A court filing from Wednesday revealed that the “Black Thursday” lawsuit was dismissed on the grounds that the Maker Foundation, responsible for constructing the Maker protocol and initiating the token supply, has been dissolved, rendering it an unsuitable defendant.
Established in 2018, the Maker Growth Foundation declared in 2021 that it was handing over all its operations to its decentralized autonomous organization, MakerDAO. This transition was always in the cards as part of the protocol’s planned journey towards complete decentralization.

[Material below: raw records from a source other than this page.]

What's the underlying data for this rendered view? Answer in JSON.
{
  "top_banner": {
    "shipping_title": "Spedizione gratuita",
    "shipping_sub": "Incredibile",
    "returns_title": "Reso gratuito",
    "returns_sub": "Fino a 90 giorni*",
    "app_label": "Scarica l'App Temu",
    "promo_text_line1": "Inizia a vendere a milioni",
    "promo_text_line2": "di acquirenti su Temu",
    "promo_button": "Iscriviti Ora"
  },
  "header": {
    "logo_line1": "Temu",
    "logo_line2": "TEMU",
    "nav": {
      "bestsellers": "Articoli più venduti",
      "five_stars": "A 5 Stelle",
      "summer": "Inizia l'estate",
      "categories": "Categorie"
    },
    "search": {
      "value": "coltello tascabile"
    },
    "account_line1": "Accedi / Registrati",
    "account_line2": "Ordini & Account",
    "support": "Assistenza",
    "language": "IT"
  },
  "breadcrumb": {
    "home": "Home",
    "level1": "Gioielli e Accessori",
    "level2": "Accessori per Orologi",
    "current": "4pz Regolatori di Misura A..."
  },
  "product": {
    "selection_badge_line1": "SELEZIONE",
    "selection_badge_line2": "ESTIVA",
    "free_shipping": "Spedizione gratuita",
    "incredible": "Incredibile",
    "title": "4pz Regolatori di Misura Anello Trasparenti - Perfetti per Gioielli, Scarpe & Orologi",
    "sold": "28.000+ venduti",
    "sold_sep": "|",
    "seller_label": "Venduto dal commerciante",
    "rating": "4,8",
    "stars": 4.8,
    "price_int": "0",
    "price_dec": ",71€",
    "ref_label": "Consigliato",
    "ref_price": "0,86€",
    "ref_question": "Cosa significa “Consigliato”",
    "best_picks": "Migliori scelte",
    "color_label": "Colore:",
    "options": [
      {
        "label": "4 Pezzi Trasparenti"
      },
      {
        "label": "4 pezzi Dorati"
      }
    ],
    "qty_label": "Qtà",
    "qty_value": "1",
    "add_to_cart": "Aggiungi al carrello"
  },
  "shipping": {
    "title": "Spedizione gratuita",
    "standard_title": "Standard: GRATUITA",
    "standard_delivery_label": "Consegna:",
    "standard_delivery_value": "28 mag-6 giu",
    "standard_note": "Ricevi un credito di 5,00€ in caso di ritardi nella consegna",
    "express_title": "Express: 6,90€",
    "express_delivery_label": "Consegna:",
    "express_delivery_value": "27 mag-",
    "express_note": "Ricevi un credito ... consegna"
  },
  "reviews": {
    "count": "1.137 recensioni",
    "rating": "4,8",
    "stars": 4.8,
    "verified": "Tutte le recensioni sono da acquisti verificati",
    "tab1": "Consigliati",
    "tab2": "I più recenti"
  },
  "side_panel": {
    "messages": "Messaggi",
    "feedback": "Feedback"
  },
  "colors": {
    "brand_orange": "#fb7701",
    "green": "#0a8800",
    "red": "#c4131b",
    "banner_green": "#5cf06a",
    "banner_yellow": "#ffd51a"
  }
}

Moreover, the judge pointed out the inadequacy of the plaintiff’s case, stating that the “plaintiff has not provided enough factual basis to back each of his claims for relief.” It’s noteworthy that this was the complaint’s second revised edition.
In March 2020, a class-action lawsuit was lodged against the Maker Foundation by investors who alleged that the organization failed to accurately represent the risks involved for investors within its ecosystem.
According to the complaint, holders of collateralized debt positions suffered losses amounting to $8.325 million. This occurred when the value of Ethereum, which Maker used as collateral, significantly dropped in relation to the DAI stablecoin in which the loans were denominated.
Peter Johnson was identified as the primary plaintiff in the lawsuit. The accusation claimed that the Foundation did not adequately communicate potential risks to its investors. The lawsuit stated:
“The Maker Foundation, while misleading CDP Holders about the real risks they were exposed to, either actively contributed to or, at the very least, allowed the circumstances leading up to Black Thursday. This was after aggressively inviting substantial investments into its ecosystem.”
At that juncture, Johnson stated his intention to seek damages “amounting to no less than $8.325 million, in addition to punitive damages of at least $20 million.”
Maker stands as a premier DeFi lending platform, permitting users to access loans in its proprietary stablecoin, DAI, by putting forward certain cryptocurrencies, such as ETH, as collateral.
For borrowers on the platform, maintaining a specific collateral threshold is mandatory to prevent their holdings from being liquidated. Given the volatile nature of cryptocurrency prices, Maker enforces an over-collateralization rule. This stipulates that borrowers are required to secure a value in assets that is greater than the debt they incur.
However, on March 12, 2020, a sharp decline in ETH’s value triggered a massive sell-off of the token. Due to an absence of competitive bidding, significant volumes of the token were acquired for nothing during key debt auctions. Some bidders capitalized on this and won liquidation auctions without offering any DAI in return.